Task to carry out: Throughout the entries below, report every line where "Mapa" is found.

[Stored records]

((

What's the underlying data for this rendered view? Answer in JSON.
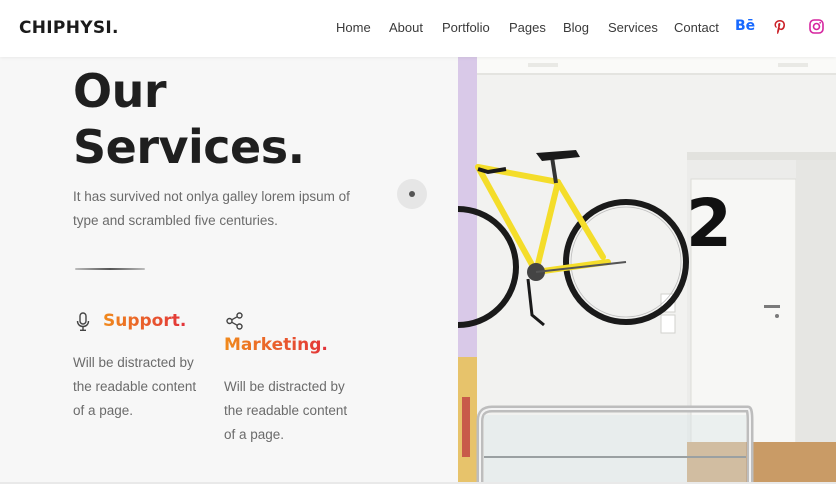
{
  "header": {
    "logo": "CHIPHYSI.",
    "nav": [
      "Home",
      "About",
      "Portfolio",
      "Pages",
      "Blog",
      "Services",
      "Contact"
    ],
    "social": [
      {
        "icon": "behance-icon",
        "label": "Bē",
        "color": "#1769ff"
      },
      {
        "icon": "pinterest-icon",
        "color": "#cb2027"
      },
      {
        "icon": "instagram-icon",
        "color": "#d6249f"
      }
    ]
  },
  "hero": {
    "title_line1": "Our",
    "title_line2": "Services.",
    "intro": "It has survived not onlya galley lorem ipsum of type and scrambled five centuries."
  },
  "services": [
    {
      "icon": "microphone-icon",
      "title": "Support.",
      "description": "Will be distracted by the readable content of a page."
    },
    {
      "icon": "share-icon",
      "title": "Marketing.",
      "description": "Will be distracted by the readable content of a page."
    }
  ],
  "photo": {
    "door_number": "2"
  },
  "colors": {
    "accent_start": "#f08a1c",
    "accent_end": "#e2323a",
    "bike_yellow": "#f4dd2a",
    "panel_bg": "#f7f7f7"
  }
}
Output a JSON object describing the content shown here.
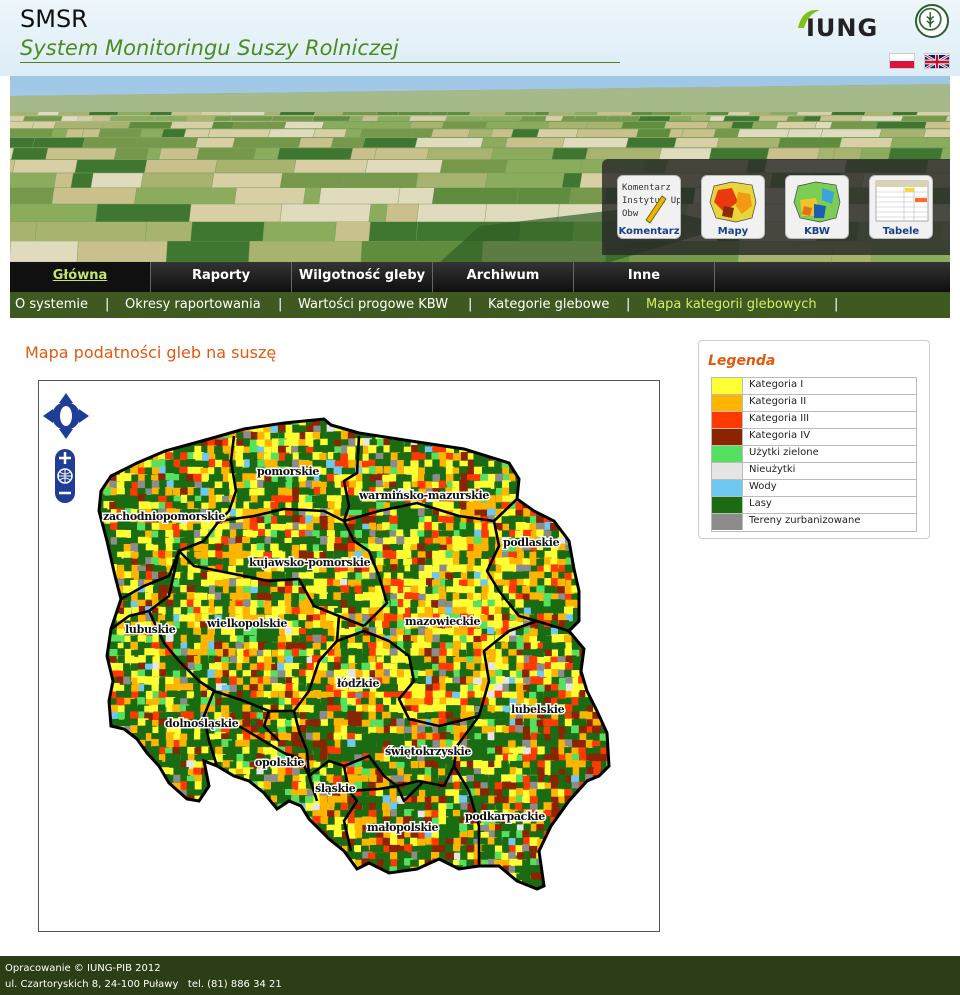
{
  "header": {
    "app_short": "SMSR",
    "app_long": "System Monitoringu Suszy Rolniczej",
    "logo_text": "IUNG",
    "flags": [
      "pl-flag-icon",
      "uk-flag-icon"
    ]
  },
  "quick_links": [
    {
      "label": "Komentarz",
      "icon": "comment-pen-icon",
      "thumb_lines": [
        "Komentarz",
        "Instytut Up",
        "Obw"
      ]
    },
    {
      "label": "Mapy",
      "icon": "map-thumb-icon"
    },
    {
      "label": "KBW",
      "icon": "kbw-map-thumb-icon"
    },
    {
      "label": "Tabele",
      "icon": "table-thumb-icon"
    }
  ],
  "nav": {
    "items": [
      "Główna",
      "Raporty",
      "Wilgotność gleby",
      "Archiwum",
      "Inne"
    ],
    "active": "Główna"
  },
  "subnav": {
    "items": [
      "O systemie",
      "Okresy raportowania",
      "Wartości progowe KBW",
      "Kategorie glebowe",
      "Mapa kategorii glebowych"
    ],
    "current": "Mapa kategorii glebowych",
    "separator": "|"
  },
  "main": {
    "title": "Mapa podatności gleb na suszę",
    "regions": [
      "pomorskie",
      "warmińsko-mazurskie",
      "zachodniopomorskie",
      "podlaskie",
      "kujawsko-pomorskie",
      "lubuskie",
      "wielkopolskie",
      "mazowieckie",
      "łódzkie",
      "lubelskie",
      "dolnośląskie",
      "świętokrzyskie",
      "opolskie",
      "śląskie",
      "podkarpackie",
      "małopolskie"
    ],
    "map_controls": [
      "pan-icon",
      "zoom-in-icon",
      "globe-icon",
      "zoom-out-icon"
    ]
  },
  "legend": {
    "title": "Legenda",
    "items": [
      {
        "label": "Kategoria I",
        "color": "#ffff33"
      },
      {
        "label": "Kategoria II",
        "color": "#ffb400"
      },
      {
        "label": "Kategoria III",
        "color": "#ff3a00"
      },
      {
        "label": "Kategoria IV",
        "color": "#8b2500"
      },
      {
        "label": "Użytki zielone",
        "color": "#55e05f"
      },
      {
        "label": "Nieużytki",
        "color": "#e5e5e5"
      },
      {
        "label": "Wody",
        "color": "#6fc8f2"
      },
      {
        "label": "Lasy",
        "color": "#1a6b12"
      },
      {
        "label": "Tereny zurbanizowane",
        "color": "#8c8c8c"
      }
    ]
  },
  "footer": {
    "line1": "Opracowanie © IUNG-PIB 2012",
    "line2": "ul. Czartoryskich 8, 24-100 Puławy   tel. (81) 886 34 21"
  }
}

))

Task solution:
      "Mapa kategorii glebowych"
    "current": "Mapa kategorii glebowych",
    "title": "Mapa podatności gleb na suszę",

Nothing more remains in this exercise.